--- START ---

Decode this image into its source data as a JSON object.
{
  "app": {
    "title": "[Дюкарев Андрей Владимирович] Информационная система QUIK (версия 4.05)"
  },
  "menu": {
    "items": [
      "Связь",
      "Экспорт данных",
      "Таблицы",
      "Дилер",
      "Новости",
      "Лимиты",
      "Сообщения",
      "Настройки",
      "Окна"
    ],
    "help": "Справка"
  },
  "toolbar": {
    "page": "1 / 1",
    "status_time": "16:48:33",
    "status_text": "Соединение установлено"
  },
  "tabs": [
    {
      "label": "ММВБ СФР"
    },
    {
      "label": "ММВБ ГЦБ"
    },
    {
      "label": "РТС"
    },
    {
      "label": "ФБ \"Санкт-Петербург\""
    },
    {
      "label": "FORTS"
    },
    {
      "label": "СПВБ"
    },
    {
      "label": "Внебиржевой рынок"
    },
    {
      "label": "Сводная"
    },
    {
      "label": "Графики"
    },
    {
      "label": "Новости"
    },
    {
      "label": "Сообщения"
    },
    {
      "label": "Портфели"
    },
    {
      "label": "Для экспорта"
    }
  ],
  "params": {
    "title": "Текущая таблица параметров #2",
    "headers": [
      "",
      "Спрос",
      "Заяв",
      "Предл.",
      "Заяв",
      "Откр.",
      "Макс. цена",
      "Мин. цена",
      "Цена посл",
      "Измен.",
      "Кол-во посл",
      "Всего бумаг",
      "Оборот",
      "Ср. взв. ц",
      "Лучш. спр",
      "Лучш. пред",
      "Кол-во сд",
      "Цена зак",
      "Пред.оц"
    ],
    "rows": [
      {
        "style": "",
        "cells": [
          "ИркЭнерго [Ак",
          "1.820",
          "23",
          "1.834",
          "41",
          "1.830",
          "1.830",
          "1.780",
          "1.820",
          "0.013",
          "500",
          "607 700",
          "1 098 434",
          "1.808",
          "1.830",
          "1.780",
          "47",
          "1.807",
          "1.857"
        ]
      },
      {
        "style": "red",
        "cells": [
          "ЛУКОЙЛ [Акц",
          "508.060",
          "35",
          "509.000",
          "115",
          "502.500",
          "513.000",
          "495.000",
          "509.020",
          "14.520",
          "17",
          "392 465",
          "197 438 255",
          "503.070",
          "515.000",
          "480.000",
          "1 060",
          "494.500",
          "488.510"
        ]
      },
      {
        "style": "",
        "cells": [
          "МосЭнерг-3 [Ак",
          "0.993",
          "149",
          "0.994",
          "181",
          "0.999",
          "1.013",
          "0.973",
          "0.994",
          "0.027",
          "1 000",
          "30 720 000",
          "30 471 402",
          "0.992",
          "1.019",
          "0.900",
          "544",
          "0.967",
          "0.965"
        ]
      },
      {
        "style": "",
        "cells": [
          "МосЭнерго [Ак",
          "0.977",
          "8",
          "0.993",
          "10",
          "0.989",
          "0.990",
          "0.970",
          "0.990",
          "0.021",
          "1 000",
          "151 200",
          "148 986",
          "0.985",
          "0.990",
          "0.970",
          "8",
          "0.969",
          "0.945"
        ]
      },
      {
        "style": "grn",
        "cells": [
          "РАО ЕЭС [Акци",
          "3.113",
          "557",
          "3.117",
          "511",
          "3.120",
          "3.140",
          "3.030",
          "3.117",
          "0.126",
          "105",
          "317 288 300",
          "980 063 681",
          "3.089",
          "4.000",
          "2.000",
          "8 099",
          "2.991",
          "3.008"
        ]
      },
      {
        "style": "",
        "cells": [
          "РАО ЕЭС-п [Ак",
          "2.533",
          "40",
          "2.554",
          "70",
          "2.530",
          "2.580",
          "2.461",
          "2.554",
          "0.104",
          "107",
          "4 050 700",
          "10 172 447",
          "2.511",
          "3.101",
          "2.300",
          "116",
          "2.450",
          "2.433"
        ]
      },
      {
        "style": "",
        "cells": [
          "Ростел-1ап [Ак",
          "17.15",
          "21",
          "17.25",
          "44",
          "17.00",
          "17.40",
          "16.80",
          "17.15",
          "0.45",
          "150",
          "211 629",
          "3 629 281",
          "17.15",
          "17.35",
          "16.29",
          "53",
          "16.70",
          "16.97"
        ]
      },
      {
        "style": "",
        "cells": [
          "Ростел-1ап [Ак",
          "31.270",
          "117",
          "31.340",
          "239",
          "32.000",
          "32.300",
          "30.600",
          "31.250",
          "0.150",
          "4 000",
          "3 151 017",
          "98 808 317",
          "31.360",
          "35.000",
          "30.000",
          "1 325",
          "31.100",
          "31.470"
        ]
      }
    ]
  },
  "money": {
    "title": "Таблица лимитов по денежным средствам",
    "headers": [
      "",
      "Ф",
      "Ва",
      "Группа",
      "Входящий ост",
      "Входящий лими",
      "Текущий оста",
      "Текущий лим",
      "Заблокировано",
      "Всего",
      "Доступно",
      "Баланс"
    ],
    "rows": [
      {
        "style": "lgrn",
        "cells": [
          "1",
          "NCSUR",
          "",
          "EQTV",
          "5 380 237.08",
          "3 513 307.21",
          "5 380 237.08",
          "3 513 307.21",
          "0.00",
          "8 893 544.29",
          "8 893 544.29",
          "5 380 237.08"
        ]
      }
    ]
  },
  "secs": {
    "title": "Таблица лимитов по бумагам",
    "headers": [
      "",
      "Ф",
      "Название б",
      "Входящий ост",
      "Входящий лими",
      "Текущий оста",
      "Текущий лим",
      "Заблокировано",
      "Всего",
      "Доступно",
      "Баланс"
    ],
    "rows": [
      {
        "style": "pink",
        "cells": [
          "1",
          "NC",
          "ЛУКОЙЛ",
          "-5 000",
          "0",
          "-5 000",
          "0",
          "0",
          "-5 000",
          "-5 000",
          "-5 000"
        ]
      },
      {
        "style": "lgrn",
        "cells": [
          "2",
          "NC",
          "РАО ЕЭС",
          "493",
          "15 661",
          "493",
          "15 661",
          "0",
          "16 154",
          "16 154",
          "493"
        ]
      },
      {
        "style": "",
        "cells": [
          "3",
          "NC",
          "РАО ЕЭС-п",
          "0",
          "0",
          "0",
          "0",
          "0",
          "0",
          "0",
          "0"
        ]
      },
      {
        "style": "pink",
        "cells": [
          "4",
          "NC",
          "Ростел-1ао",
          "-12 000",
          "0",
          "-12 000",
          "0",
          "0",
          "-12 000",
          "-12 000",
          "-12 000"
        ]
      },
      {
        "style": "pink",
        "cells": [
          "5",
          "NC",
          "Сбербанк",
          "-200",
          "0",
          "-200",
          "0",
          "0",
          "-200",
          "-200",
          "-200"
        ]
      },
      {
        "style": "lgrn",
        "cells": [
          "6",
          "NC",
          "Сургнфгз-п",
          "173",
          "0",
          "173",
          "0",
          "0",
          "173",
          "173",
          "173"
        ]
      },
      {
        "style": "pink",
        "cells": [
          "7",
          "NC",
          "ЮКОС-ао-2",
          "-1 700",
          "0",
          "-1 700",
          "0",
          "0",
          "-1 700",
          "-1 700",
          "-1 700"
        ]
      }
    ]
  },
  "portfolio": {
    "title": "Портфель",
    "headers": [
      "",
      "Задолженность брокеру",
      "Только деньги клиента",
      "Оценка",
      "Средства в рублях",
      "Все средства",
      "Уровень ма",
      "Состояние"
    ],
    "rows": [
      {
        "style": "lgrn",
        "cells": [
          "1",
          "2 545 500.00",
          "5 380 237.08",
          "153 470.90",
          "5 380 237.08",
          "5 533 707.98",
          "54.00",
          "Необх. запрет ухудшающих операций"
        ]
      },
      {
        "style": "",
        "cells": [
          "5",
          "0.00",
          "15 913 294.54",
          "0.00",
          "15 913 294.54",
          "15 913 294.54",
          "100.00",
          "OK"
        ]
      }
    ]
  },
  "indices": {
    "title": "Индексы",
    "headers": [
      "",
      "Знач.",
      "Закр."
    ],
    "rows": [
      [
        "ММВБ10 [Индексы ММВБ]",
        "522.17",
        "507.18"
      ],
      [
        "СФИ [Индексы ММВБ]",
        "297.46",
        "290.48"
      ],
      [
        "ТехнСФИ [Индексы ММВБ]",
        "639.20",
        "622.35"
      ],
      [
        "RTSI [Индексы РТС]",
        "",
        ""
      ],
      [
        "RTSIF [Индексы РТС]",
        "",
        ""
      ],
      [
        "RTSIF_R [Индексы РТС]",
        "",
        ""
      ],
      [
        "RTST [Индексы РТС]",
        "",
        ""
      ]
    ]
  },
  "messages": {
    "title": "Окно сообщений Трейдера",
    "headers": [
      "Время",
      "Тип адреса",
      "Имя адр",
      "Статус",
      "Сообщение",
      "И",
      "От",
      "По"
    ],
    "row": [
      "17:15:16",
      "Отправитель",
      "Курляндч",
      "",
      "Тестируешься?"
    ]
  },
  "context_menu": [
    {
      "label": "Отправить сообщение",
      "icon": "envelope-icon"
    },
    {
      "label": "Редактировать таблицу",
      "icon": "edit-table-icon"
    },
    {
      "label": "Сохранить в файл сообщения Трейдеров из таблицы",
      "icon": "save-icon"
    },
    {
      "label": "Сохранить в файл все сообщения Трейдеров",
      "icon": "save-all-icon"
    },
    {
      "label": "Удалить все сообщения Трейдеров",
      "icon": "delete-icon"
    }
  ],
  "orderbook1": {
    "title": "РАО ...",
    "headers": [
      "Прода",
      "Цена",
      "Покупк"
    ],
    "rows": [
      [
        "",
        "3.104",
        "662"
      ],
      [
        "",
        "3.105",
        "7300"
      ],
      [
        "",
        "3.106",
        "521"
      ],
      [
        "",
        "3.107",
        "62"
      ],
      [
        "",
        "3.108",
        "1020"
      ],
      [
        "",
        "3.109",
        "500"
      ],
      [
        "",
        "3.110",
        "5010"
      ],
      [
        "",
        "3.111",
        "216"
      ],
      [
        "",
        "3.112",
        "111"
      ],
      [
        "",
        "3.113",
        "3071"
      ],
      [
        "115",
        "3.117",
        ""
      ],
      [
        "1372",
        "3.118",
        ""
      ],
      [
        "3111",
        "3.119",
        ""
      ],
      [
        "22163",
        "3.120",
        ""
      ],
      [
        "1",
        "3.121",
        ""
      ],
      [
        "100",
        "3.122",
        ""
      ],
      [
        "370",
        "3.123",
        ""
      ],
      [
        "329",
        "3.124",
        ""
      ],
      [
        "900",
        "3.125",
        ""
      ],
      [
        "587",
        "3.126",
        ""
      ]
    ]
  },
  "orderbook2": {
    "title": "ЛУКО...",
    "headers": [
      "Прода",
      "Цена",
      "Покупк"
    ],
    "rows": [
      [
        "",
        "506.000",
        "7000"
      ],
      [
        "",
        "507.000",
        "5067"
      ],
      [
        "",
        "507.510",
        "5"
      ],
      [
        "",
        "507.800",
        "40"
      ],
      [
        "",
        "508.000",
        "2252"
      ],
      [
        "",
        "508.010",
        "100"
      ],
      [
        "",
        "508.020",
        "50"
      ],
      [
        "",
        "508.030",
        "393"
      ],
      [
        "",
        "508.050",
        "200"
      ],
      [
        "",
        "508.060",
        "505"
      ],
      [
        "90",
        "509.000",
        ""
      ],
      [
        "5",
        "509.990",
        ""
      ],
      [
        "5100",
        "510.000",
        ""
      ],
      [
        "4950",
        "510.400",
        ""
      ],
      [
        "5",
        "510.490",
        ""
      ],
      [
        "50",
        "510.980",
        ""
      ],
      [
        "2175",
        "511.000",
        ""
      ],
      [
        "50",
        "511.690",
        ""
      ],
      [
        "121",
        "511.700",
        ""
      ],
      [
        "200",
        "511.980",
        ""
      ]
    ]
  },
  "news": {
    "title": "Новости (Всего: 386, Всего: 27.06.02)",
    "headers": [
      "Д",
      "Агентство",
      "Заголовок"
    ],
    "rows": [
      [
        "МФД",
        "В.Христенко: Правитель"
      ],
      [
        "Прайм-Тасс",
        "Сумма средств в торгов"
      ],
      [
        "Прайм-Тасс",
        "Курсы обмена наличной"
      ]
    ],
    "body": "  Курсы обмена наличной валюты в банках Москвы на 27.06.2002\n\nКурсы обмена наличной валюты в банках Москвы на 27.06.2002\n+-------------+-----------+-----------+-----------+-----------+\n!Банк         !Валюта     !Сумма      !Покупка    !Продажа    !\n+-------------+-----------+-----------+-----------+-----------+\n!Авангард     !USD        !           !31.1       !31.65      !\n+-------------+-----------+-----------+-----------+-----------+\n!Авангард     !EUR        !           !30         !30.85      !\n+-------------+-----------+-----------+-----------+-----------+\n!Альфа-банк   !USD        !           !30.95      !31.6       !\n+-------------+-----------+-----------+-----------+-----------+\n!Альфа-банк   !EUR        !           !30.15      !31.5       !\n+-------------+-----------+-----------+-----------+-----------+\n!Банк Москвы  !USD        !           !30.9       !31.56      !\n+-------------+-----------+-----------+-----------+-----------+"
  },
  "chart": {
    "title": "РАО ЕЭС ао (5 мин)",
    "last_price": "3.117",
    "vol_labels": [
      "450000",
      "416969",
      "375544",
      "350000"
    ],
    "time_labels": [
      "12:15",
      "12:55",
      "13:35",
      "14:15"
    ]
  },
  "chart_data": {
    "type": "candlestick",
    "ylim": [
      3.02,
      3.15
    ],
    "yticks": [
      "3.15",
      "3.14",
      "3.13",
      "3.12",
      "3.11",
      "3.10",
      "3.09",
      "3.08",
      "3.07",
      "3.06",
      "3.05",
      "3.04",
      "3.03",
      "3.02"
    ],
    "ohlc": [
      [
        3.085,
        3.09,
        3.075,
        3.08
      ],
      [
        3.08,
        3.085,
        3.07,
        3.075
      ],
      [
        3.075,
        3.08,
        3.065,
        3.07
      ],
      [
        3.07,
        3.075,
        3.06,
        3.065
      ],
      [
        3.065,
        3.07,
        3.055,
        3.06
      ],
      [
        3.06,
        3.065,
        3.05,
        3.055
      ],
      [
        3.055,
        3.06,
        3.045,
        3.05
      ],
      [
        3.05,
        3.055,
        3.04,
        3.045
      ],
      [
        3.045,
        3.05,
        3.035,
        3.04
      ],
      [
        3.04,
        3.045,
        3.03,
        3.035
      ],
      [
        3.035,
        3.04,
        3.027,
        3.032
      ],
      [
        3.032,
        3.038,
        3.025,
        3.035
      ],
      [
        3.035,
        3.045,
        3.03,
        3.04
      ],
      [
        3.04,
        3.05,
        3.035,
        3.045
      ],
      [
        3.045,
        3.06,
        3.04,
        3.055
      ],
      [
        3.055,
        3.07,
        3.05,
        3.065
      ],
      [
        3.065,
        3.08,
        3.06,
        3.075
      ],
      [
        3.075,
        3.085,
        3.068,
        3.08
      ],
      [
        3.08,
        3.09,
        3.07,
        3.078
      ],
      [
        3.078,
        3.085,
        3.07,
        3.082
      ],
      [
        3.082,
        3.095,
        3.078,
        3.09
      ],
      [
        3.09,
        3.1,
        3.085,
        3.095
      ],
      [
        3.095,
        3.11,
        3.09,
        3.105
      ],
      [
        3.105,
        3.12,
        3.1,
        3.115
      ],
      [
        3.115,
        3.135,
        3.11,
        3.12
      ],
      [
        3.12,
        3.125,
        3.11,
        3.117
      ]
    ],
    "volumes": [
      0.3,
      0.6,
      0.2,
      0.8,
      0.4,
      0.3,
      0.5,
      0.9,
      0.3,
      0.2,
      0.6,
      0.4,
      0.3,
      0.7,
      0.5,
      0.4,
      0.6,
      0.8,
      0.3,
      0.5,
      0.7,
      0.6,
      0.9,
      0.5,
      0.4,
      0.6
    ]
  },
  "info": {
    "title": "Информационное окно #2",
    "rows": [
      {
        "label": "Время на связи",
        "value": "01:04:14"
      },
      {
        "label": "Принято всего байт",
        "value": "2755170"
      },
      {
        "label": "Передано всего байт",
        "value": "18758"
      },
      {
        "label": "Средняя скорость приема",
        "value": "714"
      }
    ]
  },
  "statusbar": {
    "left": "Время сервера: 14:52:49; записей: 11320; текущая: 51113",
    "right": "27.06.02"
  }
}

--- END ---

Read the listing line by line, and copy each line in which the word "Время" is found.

      "Время",
        "label": "Время на связи",
    "left": "Время сервера: 14:52:49; записей: 11320; текущая: 51113",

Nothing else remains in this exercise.